» YOUR INSTRUCTIONS
Line count for "name": state how many lines of the listing below contain it, without anything else.

══ EXTRACTED RECORDS

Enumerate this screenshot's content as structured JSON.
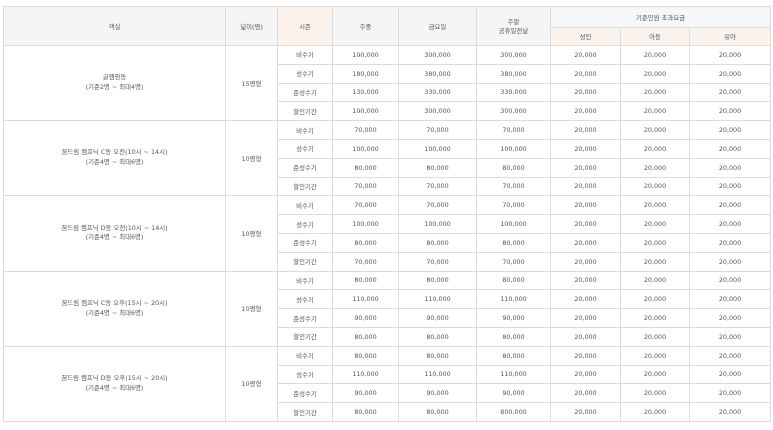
{
  "headers": {
    "room": "객실",
    "size": "넓이(평)",
    "season": "시즌",
    "weekday": "주중",
    "friday": "금요일",
    "weekend_line1": "주말",
    "weekend_line2": "공휴일전날",
    "extra_group": "기준인원 초과요금",
    "adult": "성인",
    "child": "아동",
    "infant": "유아"
  },
  "rooms": [
    {
      "name": "글램핑동",
      "capacity": "(기준2명 ~ 최대4명)",
      "size": "15평형",
      "rows": [
        {
          "season": "비수기",
          "weekday": "100,000",
          "friday": "300,000",
          "weekend": "300,000",
          "adult": "20,000",
          "child": "20,000",
          "infant": "20,000"
        },
        {
          "season": "성수기",
          "weekday": "180,000",
          "friday": "380,000",
          "weekend": "380,000",
          "adult": "20,000",
          "child": "20,000",
          "infant": "20,000"
        },
        {
          "season": "준성수기",
          "weekday": "130,000",
          "friday": "330,000",
          "weekend": "330,000",
          "adult": "20,000",
          "child": "20,000",
          "infant": "20,000"
        },
        {
          "season": "할인기간",
          "weekday": "100,000",
          "friday": "300,000",
          "weekend": "300,000",
          "adult": "20,000",
          "child": "20,000",
          "infant": "20,000"
        }
      ]
    },
    {
      "name": "꿈드림 캠프닉 C동 오전(10시 ~ 14시)",
      "capacity": "(기준4명 ~ 최대6명)",
      "size": "10평형",
      "rows": [
        {
          "season": "비수기",
          "weekday": "70,000",
          "friday": "70,000",
          "weekend": "70,000",
          "adult": "20,000",
          "child": "20,000",
          "infant": "20,000"
        },
        {
          "season": "성수기",
          "weekday": "100,000",
          "friday": "100,000",
          "weekend": "100,000",
          "adult": "20,000",
          "child": "20,000",
          "infant": "20,000"
        },
        {
          "season": "준성수기",
          "weekday": "80,000",
          "friday": "80,000",
          "weekend": "80,000",
          "adult": "20,000",
          "child": "20,000",
          "infant": "20,000"
        },
        {
          "season": "할인기간",
          "weekday": "70,000",
          "friday": "70,000",
          "weekend": "70,000",
          "adult": "20,000",
          "child": "20,000",
          "infant": "20,000"
        }
      ]
    },
    {
      "name": "꿈드림 캠프닉 D동 오전(10시 ~ 14시)",
      "capacity": "(기준4명 ~ 최대6명)",
      "size": "10평형",
      "rows": [
        {
          "season": "비수기",
          "weekday": "70,000",
          "friday": "70,000",
          "weekend": "70,000",
          "adult": "20,000",
          "child": "20,000",
          "infant": "20,000"
        },
        {
          "season": "성수기",
          "weekday": "100,000",
          "friday": "100,000",
          "weekend": "100,000",
          "adult": "20,000",
          "child": "20,000",
          "infant": "20,000"
        },
        {
          "season": "준성수기",
          "weekday": "80,000",
          "friday": "80,000",
          "weekend": "80,000",
          "adult": "20,000",
          "child": "20,000",
          "infant": "20,000"
        },
        {
          "season": "할인기간",
          "weekday": "70,000",
          "friday": "70,000",
          "weekend": "70,000",
          "adult": "20,000",
          "child": "20,000",
          "infant": "20,000"
        }
      ]
    },
    {
      "name": "꿈드림 캠프닉 C동 오후(15시 ~ 20시)",
      "capacity": "(기준4명 ~ 최대6명)",
      "size": "10평형",
      "rows": [
        {
          "season": "비수기",
          "weekday": "80,000",
          "friday": "80,000",
          "weekend": "80,000",
          "adult": "20,000",
          "child": "20,000",
          "infant": "20,000"
        },
        {
          "season": "성수기",
          "weekday": "110,000",
          "friday": "110,000",
          "weekend": "110,000",
          "adult": "20,000",
          "child": "20,000",
          "infant": "20,000"
        },
        {
          "season": "준성수기",
          "weekday": "90,000",
          "friday": "90,000",
          "weekend": "90,000",
          "adult": "20,000",
          "child": "20,000",
          "infant": "20,000"
        },
        {
          "season": "할인기간",
          "weekday": "80,000",
          "friday": "80,000",
          "weekend": "80,000",
          "adult": "20,000",
          "child": "20,000",
          "infant": "20,000"
        }
      ]
    },
    {
      "name": "꿈드림 캠프닉 D동 오후(15시 ~ 20시)",
      "capacity": "(기준4명 ~ 최대6명)",
      "size": "10평형",
      "rows": [
        {
          "season": "비수기",
          "weekday": "80,000",
          "friday": "80,000",
          "weekend": "80,000",
          "adult": "20,000",
          "child": "20,000",
          "infant": "20,000"
        },
        {
          "season": "성수기",
          "weekday": "110,000",
          "friday": "110,000",
          "weekend": "110,000",
          "adult": "20,000",
          "child": "20,000",
          "infant": "20,000"
        },
        {
          "season": "준성수기",
          "weekday": "90,000",
          "friday": "90,000",
          "weekend": "90,000",
          "adult": "20,000",
          "child": "20,000",
          "infant": "20,000"
        },
        {
          "season": "할인기간",
          "weekday": "80,000",
          "friday": "80,000",
          "weekend": "800,000",
          "adult": "20,000",
          "child": "20,000",
          "infant": "20,000"
        }
      ]
    }
  ]
}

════

» RESULT FOR THIS EXERCISE
5